CEOs, Super Bowl stars play by different rules on payday
President Obama this week chided some super-rich CEOs for tossing big bonuses to employees, calling it “shameful.” On Sunday, he’ll cheer on a bunch of super-rich athletes tossing around a football.
Is there really any difference between the two? Aren’t executives and superstars both overpaid?
Not quite. And therein lies some hope for reform.
No bailouts in football
Forget the obvious differences. Neither the Arizona Cardinals nor the Pittsburgh Steelers were responsible for the worst financial season since the Great Depression. They didn’t take federal bailouts. They didn’t shower bonuses on themselves and their colleagues to the tune of, oh, $18.4 billion the way that Wall Street chieftains did last year, according to the New York’s state comptroller.

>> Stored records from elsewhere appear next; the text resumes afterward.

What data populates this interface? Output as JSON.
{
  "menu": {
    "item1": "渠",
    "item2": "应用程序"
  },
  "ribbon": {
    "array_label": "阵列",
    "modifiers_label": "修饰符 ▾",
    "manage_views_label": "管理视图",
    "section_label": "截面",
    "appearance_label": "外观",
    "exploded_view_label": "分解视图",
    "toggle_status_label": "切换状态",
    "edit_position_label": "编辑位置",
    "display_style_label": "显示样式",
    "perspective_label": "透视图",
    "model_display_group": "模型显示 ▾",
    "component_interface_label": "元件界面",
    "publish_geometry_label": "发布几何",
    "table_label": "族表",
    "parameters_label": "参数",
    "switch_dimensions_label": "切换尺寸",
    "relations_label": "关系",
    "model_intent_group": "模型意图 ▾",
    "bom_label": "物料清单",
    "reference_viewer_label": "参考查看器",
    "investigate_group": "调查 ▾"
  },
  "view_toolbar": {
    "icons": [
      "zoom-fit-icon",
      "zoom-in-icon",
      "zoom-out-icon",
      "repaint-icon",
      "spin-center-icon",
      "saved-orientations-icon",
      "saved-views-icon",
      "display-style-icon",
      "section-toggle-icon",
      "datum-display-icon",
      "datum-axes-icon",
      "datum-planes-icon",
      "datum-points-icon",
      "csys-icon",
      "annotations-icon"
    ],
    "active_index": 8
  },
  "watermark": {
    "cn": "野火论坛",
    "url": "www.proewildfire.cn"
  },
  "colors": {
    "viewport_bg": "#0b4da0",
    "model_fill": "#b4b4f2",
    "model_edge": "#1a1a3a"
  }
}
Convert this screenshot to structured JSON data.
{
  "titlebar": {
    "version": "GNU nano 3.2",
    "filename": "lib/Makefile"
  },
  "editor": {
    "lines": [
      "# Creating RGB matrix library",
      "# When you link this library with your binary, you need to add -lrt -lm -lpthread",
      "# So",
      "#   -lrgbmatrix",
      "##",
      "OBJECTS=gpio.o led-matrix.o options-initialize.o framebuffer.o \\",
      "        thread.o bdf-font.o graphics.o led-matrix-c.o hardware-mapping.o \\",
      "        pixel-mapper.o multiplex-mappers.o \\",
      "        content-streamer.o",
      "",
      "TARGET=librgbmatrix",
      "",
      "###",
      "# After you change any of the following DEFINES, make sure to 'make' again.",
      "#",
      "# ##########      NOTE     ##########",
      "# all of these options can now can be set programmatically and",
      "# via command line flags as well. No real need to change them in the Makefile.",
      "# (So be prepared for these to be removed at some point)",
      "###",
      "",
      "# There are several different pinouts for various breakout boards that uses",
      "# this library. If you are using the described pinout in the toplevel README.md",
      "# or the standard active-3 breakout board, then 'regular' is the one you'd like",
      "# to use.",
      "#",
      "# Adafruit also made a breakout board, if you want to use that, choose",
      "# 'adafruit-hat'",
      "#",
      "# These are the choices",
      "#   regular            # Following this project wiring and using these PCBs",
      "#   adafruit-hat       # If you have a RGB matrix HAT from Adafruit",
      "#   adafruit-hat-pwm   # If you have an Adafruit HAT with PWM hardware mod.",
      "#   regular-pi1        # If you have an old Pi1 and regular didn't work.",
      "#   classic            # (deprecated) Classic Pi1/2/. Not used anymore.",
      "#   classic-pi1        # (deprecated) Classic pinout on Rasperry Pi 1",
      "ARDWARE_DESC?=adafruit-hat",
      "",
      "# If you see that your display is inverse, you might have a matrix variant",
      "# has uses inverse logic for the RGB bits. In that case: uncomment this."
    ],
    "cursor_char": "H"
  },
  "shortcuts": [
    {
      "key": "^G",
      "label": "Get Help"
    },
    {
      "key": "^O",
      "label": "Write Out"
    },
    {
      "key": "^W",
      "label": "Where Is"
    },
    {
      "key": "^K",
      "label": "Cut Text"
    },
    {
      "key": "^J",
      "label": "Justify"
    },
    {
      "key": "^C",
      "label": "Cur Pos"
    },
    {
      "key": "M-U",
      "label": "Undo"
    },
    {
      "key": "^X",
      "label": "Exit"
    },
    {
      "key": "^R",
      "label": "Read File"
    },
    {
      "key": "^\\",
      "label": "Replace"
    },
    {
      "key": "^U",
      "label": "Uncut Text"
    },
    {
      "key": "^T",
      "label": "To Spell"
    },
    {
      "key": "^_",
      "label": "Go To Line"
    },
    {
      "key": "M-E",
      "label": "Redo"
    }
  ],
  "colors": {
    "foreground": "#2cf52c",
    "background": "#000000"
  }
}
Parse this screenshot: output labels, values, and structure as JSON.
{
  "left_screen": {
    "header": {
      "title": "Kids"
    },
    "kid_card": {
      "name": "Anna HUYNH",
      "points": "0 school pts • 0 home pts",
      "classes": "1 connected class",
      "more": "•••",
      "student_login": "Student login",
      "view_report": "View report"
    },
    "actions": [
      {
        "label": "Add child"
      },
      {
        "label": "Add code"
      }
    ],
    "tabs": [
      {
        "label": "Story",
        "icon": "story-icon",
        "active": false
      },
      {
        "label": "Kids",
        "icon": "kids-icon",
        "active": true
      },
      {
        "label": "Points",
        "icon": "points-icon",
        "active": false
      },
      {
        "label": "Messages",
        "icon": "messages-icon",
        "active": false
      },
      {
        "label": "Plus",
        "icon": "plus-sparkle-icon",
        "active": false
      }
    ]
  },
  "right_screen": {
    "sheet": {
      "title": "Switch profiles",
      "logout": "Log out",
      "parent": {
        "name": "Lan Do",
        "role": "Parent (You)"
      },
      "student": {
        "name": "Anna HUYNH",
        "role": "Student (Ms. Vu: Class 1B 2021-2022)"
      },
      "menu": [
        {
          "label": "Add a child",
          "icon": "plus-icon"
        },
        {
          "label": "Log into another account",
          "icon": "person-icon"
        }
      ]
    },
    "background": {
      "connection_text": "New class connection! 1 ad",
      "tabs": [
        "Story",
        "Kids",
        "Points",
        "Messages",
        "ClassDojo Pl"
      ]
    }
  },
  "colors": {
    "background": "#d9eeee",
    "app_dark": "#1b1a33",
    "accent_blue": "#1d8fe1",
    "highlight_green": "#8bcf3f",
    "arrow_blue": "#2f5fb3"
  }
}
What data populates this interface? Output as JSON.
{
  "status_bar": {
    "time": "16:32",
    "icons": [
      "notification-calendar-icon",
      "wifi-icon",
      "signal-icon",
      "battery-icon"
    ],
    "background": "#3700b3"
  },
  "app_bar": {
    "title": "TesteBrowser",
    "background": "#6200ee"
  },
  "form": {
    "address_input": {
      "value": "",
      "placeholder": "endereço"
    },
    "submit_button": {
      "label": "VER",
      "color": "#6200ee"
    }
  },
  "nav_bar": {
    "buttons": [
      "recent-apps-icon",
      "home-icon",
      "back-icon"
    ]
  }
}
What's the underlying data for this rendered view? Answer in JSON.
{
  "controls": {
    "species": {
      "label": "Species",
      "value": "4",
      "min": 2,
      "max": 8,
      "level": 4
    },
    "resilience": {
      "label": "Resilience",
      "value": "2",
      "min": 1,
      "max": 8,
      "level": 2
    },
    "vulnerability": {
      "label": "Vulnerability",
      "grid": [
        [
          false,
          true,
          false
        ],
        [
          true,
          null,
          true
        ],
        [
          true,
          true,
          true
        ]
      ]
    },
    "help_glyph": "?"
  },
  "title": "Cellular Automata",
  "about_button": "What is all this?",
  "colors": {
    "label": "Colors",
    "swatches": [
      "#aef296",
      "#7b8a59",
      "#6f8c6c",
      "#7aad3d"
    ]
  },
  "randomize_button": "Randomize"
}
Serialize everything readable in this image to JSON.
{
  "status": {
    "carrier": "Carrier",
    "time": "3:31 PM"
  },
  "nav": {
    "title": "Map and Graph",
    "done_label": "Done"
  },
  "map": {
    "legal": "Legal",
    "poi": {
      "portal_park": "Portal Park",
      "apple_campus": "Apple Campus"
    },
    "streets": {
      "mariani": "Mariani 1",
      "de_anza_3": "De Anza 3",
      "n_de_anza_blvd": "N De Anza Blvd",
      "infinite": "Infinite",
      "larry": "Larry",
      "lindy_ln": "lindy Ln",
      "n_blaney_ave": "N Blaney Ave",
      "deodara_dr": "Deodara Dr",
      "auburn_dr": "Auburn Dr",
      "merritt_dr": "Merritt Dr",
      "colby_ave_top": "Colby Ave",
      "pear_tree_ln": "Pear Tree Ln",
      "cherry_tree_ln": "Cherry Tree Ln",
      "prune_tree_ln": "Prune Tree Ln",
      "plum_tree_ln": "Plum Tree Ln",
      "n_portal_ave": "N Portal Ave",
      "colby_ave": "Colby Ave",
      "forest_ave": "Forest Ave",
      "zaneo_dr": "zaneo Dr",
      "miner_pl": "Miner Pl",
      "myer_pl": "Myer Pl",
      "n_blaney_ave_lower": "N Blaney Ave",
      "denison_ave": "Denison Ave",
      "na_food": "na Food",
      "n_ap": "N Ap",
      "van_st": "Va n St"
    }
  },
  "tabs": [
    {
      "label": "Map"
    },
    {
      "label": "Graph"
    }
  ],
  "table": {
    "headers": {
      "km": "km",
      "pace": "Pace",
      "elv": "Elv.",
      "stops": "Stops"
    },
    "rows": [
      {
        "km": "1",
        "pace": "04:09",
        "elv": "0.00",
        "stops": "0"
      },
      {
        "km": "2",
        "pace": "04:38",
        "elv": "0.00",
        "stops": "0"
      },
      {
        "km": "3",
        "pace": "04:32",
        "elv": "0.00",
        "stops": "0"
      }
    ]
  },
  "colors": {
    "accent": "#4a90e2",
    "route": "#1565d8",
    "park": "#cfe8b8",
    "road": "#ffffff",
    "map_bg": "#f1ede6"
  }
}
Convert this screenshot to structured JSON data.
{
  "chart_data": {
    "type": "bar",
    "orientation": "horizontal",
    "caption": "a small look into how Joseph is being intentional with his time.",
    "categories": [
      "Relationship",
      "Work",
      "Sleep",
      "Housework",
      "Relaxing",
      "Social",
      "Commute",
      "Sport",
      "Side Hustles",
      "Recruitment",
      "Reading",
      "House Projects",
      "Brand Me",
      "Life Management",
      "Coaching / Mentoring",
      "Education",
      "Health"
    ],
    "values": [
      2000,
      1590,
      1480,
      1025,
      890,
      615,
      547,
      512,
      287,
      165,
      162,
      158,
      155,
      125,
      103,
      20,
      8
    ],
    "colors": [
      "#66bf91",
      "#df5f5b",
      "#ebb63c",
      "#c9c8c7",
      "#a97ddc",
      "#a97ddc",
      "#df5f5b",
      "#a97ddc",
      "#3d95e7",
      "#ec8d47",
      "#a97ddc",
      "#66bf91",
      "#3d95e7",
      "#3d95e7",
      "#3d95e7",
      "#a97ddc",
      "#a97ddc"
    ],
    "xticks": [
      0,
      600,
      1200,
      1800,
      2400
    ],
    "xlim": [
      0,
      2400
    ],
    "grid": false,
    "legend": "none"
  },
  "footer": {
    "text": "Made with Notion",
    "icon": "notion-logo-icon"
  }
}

Here’s what's really key: Star athletes are rewarded by the marketplace; CEOs are rewarded by their peers.
"CEO pay is set by boards of directors that are heavily influenced by the CEOs themselves,” Mr. Dew-Becker writes in an e-mail. "There is room for disagreement over exactly how much influence CEOs have over boards, but it is undoubtedly the case that CEOs have vastly more input on their pay packages than other superstars."
Winning is the only thing
Superstar athletes are paid big bucks because, ultimately, they win. People flock to see the No. 1 tennis star or the championship baseball team. Star salaries in the National Football League don't get quite so high because, among other things, their teams' overall salaries are capped.
So if superstars start losing, their contracts come under increasing scrutiny. With CEOs, it's not so clear.
Coming off a record year but six months from bankruptcy, Lehman Brothers gave its CEO a $22 million bonus in March. That bonus alone was worth nearly as much as the $27.7 million that quarterback Ben Roethlisberger -- the highest paid player in the Super Bowl -- earned all year for leading the Steelers to the championship game.
(In fairness, the CEO later said he was giving his bonus back.)
"There is nothing wrong with CEOs earning large salaries," Dew-Becker writes. "The concern is that those salaries may be more than what is in the best interests of the shareholders. NFL owners, on the other hand, directly control the salaries of their players, and can cut an overpaid player at any time, without having to give him a golden parachute."
Vote on CEOs' pay?
Earlier this month, the 500-member Social Investment Forum wrote Mr. Obama’s transition team with several suggestions for improving shareholder rights, including a call for allowing a nonbinding shareholder vote every year on corporations’ executive compensation.
Last year, shareholder activists introduced more than 100 such “say on pay” resolutions, which earned an average 43 percent support – very high for measures not supported by management.
A nonbinding vote on executive pay? Maybe it's a first step toward curbing excessive pay.